Elizabeth Tredgold in 1840.[1]

Tredgold and his wife Elizabeth attended the World's Anti-Slavery Convention on 12 June 1840. The picture above shows them in a painting made to commemorate the event, which attracted delegates from America, France, Haiti, Australia, Ireland, Jamaica and Barbados.[1] Tredgold is shown at the centre of the painting in his role as secretary whilst Thomas Clarkson speaks. His wife is shown with most of the women to the right of the painting. It had been a matter of much debate as to where the female delegates would sit. Eventually the organisers had insisted that they sit with all the other women and male observers. A few women were included in the painting of the convention with Elizabeth Tredgold; these were Elizabeth Pease, Amelia Opie, Baroness Byron, Mary Anne Rawson, Mrs John Beaumont, Thomas Clarkson's daughter Mary and right at the back Lucretia Mott.[1]

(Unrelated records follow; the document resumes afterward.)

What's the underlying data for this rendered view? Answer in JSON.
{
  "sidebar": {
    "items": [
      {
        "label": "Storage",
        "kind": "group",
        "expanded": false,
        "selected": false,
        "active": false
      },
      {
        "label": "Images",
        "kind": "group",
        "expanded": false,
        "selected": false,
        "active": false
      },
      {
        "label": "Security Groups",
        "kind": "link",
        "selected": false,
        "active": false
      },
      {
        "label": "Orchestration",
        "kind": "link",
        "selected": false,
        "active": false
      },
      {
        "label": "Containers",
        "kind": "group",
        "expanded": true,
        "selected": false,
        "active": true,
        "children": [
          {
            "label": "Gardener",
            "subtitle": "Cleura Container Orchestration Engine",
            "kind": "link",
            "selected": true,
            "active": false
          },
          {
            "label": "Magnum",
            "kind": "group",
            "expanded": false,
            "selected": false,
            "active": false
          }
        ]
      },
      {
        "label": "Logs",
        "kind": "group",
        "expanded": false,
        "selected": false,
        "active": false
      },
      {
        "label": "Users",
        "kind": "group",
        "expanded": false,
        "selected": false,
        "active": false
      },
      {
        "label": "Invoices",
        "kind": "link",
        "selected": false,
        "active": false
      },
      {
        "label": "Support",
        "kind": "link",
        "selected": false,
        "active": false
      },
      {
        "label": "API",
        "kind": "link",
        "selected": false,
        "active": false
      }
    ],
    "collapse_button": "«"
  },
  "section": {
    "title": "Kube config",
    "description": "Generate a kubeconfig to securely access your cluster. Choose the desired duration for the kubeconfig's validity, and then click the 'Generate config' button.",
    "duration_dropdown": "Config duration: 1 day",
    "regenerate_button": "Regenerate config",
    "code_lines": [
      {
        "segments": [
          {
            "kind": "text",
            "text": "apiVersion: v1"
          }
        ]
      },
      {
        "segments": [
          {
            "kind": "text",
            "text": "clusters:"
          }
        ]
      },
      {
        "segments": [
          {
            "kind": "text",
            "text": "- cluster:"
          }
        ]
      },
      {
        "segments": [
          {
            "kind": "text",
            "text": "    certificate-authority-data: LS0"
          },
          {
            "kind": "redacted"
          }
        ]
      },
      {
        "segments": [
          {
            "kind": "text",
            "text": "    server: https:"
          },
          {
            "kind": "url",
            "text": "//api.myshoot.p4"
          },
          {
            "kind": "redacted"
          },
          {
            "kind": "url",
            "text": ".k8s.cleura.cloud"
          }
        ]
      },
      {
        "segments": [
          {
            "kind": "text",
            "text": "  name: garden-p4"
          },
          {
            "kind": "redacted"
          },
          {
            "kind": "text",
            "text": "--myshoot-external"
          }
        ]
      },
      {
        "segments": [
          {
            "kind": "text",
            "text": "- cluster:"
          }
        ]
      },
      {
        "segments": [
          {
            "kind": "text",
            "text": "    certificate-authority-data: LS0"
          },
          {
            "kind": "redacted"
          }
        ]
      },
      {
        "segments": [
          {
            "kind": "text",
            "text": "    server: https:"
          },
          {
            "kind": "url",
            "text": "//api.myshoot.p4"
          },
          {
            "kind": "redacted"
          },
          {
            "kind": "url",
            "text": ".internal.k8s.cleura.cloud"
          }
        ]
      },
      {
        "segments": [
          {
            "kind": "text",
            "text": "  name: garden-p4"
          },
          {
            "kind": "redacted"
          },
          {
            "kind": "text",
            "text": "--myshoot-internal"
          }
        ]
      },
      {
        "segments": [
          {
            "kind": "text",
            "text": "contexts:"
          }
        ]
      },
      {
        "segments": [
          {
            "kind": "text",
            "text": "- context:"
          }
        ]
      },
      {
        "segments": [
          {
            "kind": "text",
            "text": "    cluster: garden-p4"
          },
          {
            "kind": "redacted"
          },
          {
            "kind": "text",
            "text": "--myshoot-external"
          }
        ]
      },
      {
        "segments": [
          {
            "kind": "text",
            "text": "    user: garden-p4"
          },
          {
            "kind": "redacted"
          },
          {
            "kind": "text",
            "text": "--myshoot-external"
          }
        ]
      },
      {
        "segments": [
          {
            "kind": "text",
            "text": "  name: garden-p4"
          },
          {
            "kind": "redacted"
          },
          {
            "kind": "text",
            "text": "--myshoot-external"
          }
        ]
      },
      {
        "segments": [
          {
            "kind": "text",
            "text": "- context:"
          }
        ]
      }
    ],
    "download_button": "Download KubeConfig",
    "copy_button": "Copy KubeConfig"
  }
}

After 1842 Elizabeth Tredgold returned to South Africa with five of her children. Two of her boys had died, aged thirteen and eleven, whilst they were in England. Mrs Tredgold died on 16 March 1892 at her daughter Elizabeth McIntyre's house in Ceres, Western Cape.[6]


  • Emigration to Jamaica: Why Should not Englishmen, Irishmen, and Scotchmen go to Jamaica. (London: British and Foreign Anti-Slavery Committee) 1841


  1. ^ a b c d The Anti-Slavery Society Convention, 1840, Benjamin Robert Haydon, accessed 26 July 2008
  2. ^ Edward Cave; John Nichols (1842). The Gentleman's Magazine, and Historical Chronicle, for the Year ... Edw. Cave, 1736-[1868]. p. 109.CS1 maint: extra punctuation (link)
  3. ^ a b Nigel Worden; E. Van Heyningen; Vivian Bickford-Smith (1998). Cape Town: The Making of a City : an Illustrated Social History. Uitgeverij Verloren. p. 129. ISBN 90-6550-161-4.
  4. ^ a b Descendents of the London Matthews's Archived 25 May 2005 at the Wayback Machine, South African Newspaper article, accessed 30 July 2008
  5. ^ a b c Peter Philip (1981). British Residents at the Cape, 1795-1819: Biographical Records of 4800 Pioneers. D. Philip. ISBN 978-0-908396-46-7.
  6. ^ a b c d Merrington Family Archived 2 August 2008 at the Wayback Machine
  7. ^ a b Morris, D. Richard Miles: Motswana preacher "to the native tribes beyond the border,
  8. ^ The Life and Fortunes of John Pocock of Cape Town 1814-1876, John Pocock, Mrs M G Ashworth (ed), College Tutorial Press, 1974.
  9. ^ Edward Pelham Brenton (1837). The Bible and spade; or, Captain Brenton's account of the ... Children's friend society.